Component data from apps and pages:
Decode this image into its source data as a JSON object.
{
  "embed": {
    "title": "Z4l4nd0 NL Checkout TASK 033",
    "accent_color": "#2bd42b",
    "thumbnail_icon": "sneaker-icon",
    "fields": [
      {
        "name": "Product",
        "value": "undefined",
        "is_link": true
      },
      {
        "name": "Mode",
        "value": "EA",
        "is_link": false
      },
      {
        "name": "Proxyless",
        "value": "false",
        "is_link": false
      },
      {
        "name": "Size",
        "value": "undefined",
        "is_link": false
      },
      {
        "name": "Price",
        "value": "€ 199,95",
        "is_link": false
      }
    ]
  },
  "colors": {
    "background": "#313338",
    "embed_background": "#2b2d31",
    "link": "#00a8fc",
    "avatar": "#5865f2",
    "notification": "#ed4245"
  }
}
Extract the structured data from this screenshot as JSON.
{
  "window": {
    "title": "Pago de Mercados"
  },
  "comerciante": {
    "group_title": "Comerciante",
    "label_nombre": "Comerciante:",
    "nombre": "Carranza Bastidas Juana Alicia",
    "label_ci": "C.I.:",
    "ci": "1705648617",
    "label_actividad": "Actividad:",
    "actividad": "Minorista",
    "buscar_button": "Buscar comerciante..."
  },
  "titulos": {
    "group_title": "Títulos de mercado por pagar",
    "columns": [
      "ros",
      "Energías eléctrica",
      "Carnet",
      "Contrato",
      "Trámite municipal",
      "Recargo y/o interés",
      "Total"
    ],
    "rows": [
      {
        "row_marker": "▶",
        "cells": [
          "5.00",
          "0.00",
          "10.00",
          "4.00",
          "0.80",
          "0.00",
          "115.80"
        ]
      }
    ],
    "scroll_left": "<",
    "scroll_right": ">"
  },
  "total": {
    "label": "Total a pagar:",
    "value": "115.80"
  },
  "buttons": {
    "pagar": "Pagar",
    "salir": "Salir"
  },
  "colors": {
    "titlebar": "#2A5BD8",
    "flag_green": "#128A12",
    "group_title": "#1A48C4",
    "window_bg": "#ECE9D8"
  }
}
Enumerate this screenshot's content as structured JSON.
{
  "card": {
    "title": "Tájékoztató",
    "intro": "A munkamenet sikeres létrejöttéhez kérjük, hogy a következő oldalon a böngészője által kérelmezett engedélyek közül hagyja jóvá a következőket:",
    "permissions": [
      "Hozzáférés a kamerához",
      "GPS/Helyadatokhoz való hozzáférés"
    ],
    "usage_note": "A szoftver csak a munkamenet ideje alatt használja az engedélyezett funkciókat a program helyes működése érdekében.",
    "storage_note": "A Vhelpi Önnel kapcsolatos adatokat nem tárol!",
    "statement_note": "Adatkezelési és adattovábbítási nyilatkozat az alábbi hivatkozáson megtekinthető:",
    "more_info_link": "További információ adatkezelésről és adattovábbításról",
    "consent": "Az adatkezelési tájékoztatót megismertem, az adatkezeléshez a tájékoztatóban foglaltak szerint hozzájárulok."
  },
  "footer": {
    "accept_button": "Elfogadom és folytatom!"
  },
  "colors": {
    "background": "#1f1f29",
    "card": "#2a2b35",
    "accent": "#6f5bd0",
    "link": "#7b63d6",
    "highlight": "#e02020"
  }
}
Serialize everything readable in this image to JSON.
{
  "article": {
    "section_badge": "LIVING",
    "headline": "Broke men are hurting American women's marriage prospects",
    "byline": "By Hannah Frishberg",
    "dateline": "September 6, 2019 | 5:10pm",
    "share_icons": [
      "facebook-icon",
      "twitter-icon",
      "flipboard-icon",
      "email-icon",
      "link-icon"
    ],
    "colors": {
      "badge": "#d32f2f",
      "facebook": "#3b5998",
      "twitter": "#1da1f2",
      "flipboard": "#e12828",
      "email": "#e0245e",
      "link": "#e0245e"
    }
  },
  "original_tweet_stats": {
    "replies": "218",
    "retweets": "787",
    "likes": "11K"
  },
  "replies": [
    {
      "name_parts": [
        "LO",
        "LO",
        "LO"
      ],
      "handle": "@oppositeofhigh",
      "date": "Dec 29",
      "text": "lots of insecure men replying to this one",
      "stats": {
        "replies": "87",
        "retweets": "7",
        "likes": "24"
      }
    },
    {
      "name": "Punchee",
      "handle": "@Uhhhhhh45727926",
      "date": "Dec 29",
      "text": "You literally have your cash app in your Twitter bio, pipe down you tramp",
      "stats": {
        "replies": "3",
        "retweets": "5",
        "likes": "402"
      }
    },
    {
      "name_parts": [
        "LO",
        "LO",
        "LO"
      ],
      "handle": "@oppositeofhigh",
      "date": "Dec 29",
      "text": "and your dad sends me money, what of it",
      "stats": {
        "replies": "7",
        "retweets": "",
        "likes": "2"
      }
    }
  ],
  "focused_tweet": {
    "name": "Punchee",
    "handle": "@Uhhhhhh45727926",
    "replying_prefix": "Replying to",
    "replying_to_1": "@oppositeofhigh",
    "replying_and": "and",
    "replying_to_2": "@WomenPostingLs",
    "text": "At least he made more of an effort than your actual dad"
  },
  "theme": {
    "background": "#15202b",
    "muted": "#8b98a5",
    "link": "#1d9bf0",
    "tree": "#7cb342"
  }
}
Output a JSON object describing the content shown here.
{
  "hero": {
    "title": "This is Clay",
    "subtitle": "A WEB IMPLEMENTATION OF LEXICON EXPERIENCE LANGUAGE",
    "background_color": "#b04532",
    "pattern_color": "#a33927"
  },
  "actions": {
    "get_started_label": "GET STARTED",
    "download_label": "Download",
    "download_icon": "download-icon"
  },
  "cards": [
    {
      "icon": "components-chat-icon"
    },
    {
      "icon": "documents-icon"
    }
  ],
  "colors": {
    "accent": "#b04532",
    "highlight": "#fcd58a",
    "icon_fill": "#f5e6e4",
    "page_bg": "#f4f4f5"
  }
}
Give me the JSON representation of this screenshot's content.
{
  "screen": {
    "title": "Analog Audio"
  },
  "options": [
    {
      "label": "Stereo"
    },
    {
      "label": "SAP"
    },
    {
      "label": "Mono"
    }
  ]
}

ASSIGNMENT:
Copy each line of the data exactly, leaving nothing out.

REPLY TO THE TASK:
Decode this image into its source data as a JSON object.
{
  "embed": {
    "title": "Z4l4nd0 NL Checkout TASK 033",
    "accent_color": "#2bd42b",
    "thumbnail_icon": "sneaker-icon",
    "fields": [
      {
        "name": "Product",
        "value": "undefined",
        "is_link": true
      },
      {
        "name": "Mode",
        "value": "EA",
        "is_link": false
      },
      {
        "name": "Proxyless",
        "value": "false",
        "is_link": false
      },
      {
        "name": "Size",
        "value": "undefined",
        "is_link": false
      },
      {
        "name": "Price",
        "value": "€ 199,95",
        "is_link": false
      }
    ]
  },
  "colors": {
    "background": "#313338",
    "embed_background": "#2b2d31",
    "link": "#00a8fc",
    "avatar": "#5865f2",
    "notification": "#ed4245"
  }
}
Extract the structured data from this screenshot as JSON.
{
  "window": {
    "title": "Pago de Mercados"
  },
  "comerciante": {
    "group_title": "Comerciante",
    "label_nombre": "Comerciante:",
    "nombre": "Carranza Bastidas Juana Alicia",
    "label_ci": "C.I.:",
    "ci": "1705648617",
    "label_actividad": "Actividad:",
    "actividad": "Minorista",
    "buscar_button": "Buscar comerciante..."
  },
  "titulos": {
    "group_title": "Títulos de mercado por pagar",
    "columns": [
      "ros",
      "Energías eléctrica",
      "Carnet",
      "Contrato",
      "Trámite municipal",
      "Recargo y/o interés",
      "Total"
    ],
    "rows": [
      {
        "row_marker": "▶",
        "cells": [
          "5.00",
          "0.00",
          "10.00",
          "4.00",
          "0.80",
          "0.00",
          "115.80"
        ]
      }
    ],
    "scroll_left": "<",
    "scroll_right": ">"
  },
  "total": {
    "label": "Total a pagar:",
    "value": "115.80"
  },
  "buttons": {
    "pagar": "Pagar",
    "salir": "Salir"
  },
  "colors": {
    "titlebar": "#2A5BD8",
    "flag_green": "#128A12",
    "group_title": "#1A48C4",
    "window_bg": "#ECE9D8"
  }
}
Enumerate this screenshot's content as structured JSON.
{
  "card": {
    "title": "Tájékoztató",
    "intro": "A munkamenet sikeres létrejöttéhez kérjük, hogy a következő oldalon a böngészője által kérelmezett engedélyek közül hagyja jóvá a következőket:",
    "permissions": [
      "Hozzáférés a kamerához",
      "GPS/Helyadatokhoz való hozzáférés"
    ],
    "usage_note": "A szoftver csak a munkamenet ideje alatt használja az engedélyezett funkciókat a program helyes működése érdekében.",
    "storage_note": "A Vhelpi Önnel kapcsolatos adatokat nem tárol!",
    "statement_note": "Adatkezelési és adattovábbítási nyilatkozat az alábbi hivatkozáson megtekinthető:",
    "more_info_link": "További információ adatkezelésről és adattovábbításról",
    "consent": "Az adatkezelési tájékoztatót megismertem, az adatkezeléshez a tájékoztatóban foglaltak szerint hozzájárulok."
  },
  "footer": {
    "accept_button": "Elfogadom és folytatom!"
  },
  "colors": {
    "background": "#1f1f29",
    "card": "#2a2b35",
    "accent": "#6f5bd0",
    "link": "#7b63d6",
    "highlight": "#e02020"
  }
}
Serialize everything readable in this image to JSON.
{
  "article": {
    "section_badge": "LIVING",
    "headline": "Broke men are hurting American women's marriage prospects",
    "byline": "By Hannah Frishberg",
    "dateline": "September 6, 2019 | 5:10pm",
    "share_icons": [
      "facebook-icon",
      "twitter-icon",
      "flipboard-icon",
      "email-icon",
      "link-icon"
    ],
    "colors": {
      "badge": "#d32f2f",
      "facebook": "#3b5998",
      "twitter": "#1da1f2",
      "flipboard": "#e12828",
      "email": "#e0245e",
      "link": "#e0245e"
    }
  },
  "original_tweet_stats": {
    "replies": "218",
    "retweets": "787",
    "likes": "11K"
  },
  "replies": [
    {
      "name_parts": [
        "LO",
        "LO",
        "LO"
      ],
      "handle": "@oppositeofhigh",
      "date": "Dec 29",
      "text": "lots of insecure men replying to this one",
      "stats": {
        "replies": "87",
        "retweets": "7",
        "likes": "24"
      }
    },
    {
      "name": "Punchee",
      "handle": "@Uhhhhhh45727926",
      "date": "Dec 29",
      "text": "You literally have your cash app in your Twitter bio, pipe down you tramp",
      "stats": {
        "replies": "3",
        "retweets": "5",
        "likes": "402"
      }
    },
    {
      "name_parts": [
        "LO",
        "LO",
        "LO"
      ],
      "handle": "@oppositeofhigh",
      "date": "Dec 29",
      "text": "and your dad sends me money, what of it",
      "stats": {
        "replies": "7",
        "retweets": "",
        "likes": "2"
      }
    }
  ],
  "focused_tweet": {
    "name": "Punchee",
    "handle": "@Uhhhhhh45727926",
    "replying_prefix": "Replying to",
    "replying_to_1": "@oppositeofhigh",
    "replying_and": "and",
    "replying_to_2": "@WomenPostingLs",
    "text": "At least he made more of an effort than your actual dad"
  },
  "theme": {
    "background": "#15202b",
    "muted": "#8b98a5",
    "link": "#1d9bf0",
    "tree": "#7cb342"
  }
}
Output a JSON object describing the content shown here.
{
  "hero": {
    "title": "This is Clay",
    "subtitle": "A WEB IMPLEMENTATION OF LEXICON EXPERIENCE LANGUAGE",
    "background_color": "#b04532",
    "pattern_color": "#a33927"
  },
  "actions": {
    "get_started_label": "GET STARTED",
    "download_label": "Download",
    "download_icon": "download-icon"
  },
  "cards": [
    {
      "icon": "components-chat-icon"
    },
    {
      "icon": "documents-icon"
    }
  ],
  "colors": {
    "accent": "#b04532",
    "highlight": "#fcd58a",
    "icon_fill": "#f5e6e4",
    "page_bg": "#f4f4f5"
  }
}
Give me the JSON representation of this screenshot's content.
{
  "screen": {
    "title": "Analog Audio"
  },
  "options": [
    {
      "label": "Stereo"
    },
    {
      "label": "SAP"
    },
    {
      "label": "Mono"
    }
  ]
}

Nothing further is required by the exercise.